Multifocality in breast cancer is associated with increased axillary nodal metastases and a potentially worse outcome, with increased risk of local relapse, when compared with unifocal cancer.5 Considering our data and similar findings from other recent studies, it would not be unreasonable to consider that an unfavorable prognosis for patients with multifocal cancer was somehow linked to current practices of inadequate immunohistochemical characterization of individual tumor foci resulting in inadequate adjuvant systemic treatment.
One may argue that testing all tumor foci for all 3 biomarkers (ER, PR, and HER2) may not be cost effective, particularly with increasingly strict regulations for test reimbursement. To contain costs, we therefore recommend repeating only the biomarker(s) with initially negative value(s) on the additional smaller foci. That approach would at least ensure that no patient was deprived of available targeted therapies, with minimal increase in diagnostic costs.
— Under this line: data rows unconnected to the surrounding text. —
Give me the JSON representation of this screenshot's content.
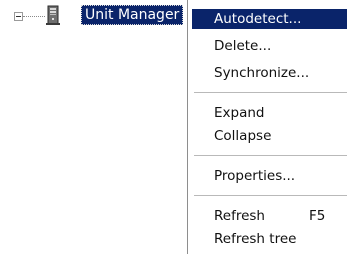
{
  "tree": {
    "node_label": "Unit Manager",
    "node_icon": "tower-computer-icon",
    "expander_icon": "collapse-minus-icon"
  },
  "context_menu": {
    "items": [
      {
        "label": "Autodetect...",
        "selected": true
      },
      {
        "label": "Delete..."
      },
      {
        "label": "Synchronize..."
      },
      {
        "label": "Expand"
      },
      {
        "label": "Collapse"
      },
      {
        "label": "Properties..."
      },
      {
        "label": "Refresh",
        "shortcut": "F5"
      },
      {
        "label": "Refresh tree"
      }
    ]
  },
  "colors": {
    "selection_background": "#0a246a",
    "selection_text": "#ffffff",
    "menu_background": "#ffffff"
  }
}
To conclude, our study is one of the few studies evaluating the clinical utility of biomarker testing in additional tumor foci in multifocal breast carcinomas. Our data highlight the benefits of additional testing on smaller tumor foci for the biomarker not expressed in the index tumor, regardless of the tumor histology. Current CAP recommendations for biomarker testing in the multifocal setting should be revisited.
The authors have no relevant financial interest in the products or companies described in this article.
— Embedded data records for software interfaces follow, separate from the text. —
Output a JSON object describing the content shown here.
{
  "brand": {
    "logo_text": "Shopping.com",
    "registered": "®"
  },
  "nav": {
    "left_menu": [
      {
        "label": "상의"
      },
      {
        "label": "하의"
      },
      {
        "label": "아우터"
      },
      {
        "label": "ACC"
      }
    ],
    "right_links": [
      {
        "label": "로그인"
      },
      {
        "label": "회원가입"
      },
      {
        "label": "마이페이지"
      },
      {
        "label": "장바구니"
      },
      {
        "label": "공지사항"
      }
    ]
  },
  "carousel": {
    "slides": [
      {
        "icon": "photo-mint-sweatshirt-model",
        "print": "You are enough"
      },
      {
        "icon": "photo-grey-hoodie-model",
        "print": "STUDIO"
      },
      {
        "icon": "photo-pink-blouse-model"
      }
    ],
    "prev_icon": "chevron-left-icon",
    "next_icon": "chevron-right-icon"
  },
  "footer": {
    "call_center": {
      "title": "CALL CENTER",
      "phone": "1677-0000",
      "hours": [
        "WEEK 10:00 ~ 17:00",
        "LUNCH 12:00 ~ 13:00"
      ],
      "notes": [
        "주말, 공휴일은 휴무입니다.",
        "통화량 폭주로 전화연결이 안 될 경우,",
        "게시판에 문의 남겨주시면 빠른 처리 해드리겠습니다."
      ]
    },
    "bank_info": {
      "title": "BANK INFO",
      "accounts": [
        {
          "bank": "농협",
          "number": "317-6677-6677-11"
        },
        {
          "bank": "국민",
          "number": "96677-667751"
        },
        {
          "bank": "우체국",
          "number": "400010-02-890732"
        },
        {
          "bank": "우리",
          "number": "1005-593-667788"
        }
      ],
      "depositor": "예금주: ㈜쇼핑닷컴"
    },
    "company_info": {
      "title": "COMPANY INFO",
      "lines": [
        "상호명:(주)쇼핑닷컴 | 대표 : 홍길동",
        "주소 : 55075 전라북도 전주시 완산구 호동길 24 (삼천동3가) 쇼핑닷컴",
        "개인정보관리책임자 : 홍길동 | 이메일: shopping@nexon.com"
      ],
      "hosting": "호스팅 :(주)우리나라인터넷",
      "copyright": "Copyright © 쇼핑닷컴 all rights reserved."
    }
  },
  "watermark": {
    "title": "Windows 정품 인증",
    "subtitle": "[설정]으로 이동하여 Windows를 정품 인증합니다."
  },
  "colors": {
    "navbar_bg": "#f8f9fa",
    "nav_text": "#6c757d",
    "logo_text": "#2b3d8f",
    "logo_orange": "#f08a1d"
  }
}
Presented in part at the annual meeting of the United States and Canadian Academy of Pathology; March 15, 2016; Seattle, Washington.